Hot summers, cold winters, dirt, bugs, mice, and snakes were an everyday part of living on the prairie during the expansion of our United States. Pioneers moving to the Great Plains soon realized that a log cabin was not going to be built on their homestead. Buffalo grass, a thick grass with heavily matted roots was to the prairie as trees were to the forest. Buffalo grass was the raw material available to build shelters
for the new settlers.

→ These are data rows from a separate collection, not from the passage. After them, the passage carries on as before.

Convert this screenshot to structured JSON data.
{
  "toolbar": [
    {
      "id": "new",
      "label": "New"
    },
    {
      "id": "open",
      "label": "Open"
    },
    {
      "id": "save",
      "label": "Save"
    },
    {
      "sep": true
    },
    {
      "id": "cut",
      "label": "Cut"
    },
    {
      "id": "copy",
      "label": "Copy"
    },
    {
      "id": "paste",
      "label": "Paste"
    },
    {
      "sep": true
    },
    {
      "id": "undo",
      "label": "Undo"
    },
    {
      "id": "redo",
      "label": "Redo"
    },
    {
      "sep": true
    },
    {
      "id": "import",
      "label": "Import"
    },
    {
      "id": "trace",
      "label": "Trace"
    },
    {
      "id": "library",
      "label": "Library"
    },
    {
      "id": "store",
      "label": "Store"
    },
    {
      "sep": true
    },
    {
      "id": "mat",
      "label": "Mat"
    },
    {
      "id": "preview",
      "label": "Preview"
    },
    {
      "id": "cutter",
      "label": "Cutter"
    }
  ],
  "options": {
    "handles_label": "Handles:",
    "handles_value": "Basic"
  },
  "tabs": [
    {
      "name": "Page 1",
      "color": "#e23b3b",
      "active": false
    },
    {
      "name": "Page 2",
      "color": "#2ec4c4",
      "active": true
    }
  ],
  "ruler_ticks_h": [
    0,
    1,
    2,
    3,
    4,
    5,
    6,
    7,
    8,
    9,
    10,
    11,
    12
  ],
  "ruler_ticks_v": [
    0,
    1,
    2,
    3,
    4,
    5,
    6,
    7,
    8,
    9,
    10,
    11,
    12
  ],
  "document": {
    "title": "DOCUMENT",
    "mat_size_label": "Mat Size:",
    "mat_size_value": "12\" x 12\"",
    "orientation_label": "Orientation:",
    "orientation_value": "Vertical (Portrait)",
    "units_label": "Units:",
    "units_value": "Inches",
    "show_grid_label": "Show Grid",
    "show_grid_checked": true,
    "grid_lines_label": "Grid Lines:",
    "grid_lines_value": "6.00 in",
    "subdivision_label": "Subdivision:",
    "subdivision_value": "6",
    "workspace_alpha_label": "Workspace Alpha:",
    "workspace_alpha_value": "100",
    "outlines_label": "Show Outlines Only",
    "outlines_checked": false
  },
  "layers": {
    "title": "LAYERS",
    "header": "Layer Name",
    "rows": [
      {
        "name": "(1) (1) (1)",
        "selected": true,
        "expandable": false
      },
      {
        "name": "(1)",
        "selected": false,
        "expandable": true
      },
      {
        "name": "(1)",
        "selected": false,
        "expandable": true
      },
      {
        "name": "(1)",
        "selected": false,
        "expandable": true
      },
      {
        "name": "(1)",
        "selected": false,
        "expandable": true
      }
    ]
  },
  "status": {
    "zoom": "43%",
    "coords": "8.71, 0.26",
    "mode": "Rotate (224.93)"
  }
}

Many pioneers began their life on the prairie in a dugout cut into a hillside later to be expanded on several sides with sod to create a “cozy,” if not very clean, home. As time went on, the settlers would build an actual sod house with a door and windows. The laborious job of cutting sod with a spade was soon replaced with the use of the grasshopper plow that greatly eased the work of building a soddy. Strips cut approximately six inches deep and one foot wide by two feet long were used to build the walls. Laying the sod, grass side down and two to three rows wide, created a wall about three feet thick. A space was left for the door and windows were framed. Every few rows, the direction of the sod was changed to increase the strength of the wall. The roof was made in several ways most commonly by creating a wooden frame, sometimes covered with tar paper or straw, with a thinner layer of sod on top. Eventually, the roof might sprout a spring flower garden. Inside the house, the homeowner might hang cheese cloth from the ceiling to catch the bugs and grass that would drop down on the evening meal.
The sod house was cool in the summer and warm in the winter although susceptible to heavy rain. They lasted a long time, frequently becoming a storage room or barn when a newer home was built. Wood was sparse so most of the soddies were heated with buffalo or cow chips. Eventually the family got used to the smell. Water was precious and hard to come by. Fortunate settlers settled near a spring or stream otherwise it was necessary to dig a well, a chancy and dangerous activity. Winter brought long days of loneliness with the nearest neighbor miles away.
We might think that this life was unimaginable and wonder why anyone would choose to live in this way, but although failure was high, the sodbusters brought settlement to the Great Plains by the early twentieth century thereby helping to expand the United States.
Like me, you may have noticed that Ancestry.com has not had "The Source" or the "RedBook" online for awhile. I actually went out and bought the "The Source" Third Edition because it was no longer available on the website. It is back and you can find it at http://wiki.rootsweb.com
In honor of Father's Day - pictures of my father and grandfathers
This is a horrible picture of me on the left but a great picture of my dad holding my sister, Terri. He would be under 40 at this time, probably closer to 35. In the picture below he was about 20. I think this was an ROTC picture although it could be when he first joined the army.
Here is my grandfather, James H. McManus Sr., My father said he was about 25 when this picture was taken.
And my other grandfather, Dr.Milton Lee Orr.
Jamie Lee McManus Mayhew
Speaker, Researcher, Blogger